Work request: Scan the records for the string "JSON", then copy each line that has it.

### Excerpted records

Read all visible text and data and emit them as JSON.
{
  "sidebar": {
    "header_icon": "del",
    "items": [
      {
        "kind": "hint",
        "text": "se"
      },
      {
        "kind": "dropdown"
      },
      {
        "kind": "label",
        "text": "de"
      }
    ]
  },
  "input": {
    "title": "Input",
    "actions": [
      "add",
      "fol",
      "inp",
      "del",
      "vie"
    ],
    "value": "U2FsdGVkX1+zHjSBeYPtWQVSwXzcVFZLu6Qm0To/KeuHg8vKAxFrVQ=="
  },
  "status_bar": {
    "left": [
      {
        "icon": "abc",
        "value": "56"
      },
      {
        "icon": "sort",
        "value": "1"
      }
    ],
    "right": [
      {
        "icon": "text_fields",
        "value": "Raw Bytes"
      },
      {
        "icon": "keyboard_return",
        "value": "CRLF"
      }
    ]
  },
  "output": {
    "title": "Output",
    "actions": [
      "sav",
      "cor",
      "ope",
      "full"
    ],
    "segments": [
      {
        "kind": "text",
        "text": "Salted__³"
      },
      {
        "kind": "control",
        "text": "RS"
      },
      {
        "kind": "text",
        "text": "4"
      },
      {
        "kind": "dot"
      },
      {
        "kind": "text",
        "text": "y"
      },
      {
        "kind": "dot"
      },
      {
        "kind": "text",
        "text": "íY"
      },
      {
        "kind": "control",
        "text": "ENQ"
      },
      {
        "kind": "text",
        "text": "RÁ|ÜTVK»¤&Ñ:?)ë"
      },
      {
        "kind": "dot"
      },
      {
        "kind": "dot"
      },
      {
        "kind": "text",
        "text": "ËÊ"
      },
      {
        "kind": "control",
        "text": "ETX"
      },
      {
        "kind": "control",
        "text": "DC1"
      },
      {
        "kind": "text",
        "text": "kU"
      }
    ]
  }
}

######
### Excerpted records

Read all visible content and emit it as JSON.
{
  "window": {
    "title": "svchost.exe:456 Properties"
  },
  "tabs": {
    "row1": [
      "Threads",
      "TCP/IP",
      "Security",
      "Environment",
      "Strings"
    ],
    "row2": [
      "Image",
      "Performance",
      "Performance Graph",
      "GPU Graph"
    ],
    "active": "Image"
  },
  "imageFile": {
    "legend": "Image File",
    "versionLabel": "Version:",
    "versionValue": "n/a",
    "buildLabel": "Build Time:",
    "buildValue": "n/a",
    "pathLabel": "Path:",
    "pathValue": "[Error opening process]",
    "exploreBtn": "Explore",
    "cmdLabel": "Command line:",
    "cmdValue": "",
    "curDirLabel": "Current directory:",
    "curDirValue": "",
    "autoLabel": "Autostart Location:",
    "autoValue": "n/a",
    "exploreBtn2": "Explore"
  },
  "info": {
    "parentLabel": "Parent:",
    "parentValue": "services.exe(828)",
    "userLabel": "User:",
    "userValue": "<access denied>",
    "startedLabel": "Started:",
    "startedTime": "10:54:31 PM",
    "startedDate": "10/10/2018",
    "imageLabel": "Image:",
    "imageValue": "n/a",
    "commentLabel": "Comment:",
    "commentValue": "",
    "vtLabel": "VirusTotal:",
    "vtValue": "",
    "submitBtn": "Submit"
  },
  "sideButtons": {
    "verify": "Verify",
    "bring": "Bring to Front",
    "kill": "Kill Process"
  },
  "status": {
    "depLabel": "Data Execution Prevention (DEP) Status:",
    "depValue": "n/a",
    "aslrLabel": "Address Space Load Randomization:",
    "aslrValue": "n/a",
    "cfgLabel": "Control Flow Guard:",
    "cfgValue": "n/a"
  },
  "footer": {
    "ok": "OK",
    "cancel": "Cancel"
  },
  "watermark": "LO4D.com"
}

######
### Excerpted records

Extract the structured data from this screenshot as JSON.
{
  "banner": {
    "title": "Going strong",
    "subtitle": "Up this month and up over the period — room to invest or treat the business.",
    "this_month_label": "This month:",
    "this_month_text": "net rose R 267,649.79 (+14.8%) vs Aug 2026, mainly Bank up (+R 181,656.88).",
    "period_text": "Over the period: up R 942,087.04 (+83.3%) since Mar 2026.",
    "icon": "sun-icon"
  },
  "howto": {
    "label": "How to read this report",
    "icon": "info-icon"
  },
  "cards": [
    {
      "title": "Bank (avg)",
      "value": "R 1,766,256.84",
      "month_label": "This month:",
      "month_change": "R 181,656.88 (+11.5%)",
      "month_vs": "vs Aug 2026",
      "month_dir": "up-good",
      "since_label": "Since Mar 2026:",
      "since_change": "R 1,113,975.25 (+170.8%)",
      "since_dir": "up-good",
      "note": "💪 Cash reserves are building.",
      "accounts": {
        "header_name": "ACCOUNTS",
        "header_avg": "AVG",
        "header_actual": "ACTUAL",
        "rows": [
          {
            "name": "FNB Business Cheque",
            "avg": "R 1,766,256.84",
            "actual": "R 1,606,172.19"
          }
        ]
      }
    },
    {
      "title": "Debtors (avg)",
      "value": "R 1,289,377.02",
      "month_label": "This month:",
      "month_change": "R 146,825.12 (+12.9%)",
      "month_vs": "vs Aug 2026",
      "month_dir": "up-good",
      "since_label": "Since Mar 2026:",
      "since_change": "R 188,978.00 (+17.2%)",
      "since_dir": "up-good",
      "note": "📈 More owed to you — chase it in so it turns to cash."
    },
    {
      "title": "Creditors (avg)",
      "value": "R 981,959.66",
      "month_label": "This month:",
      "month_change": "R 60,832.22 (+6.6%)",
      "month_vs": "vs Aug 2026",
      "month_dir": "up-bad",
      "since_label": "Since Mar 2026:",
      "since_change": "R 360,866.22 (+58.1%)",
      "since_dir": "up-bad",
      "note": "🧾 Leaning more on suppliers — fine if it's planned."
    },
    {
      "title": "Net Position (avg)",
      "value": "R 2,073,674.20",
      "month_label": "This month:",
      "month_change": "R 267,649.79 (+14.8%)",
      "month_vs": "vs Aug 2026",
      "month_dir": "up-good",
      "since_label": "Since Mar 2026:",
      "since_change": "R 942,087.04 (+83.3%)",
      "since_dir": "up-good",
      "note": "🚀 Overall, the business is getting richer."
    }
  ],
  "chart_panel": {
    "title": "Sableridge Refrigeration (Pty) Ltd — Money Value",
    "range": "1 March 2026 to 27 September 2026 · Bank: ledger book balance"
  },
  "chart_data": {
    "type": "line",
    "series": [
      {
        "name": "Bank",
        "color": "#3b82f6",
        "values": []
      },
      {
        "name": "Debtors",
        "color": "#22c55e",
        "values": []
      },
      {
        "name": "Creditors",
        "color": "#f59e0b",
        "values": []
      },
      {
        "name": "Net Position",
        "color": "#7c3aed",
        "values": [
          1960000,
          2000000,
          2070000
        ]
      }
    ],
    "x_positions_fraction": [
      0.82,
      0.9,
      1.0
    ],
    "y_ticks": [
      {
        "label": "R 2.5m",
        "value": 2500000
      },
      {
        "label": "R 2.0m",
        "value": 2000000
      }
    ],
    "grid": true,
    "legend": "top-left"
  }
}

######

Expected answer:
Read all visible text and data and emit them as JSON.
Read all visible content and emit it as JSON.
Extract the structured data from this screenshot as JSON.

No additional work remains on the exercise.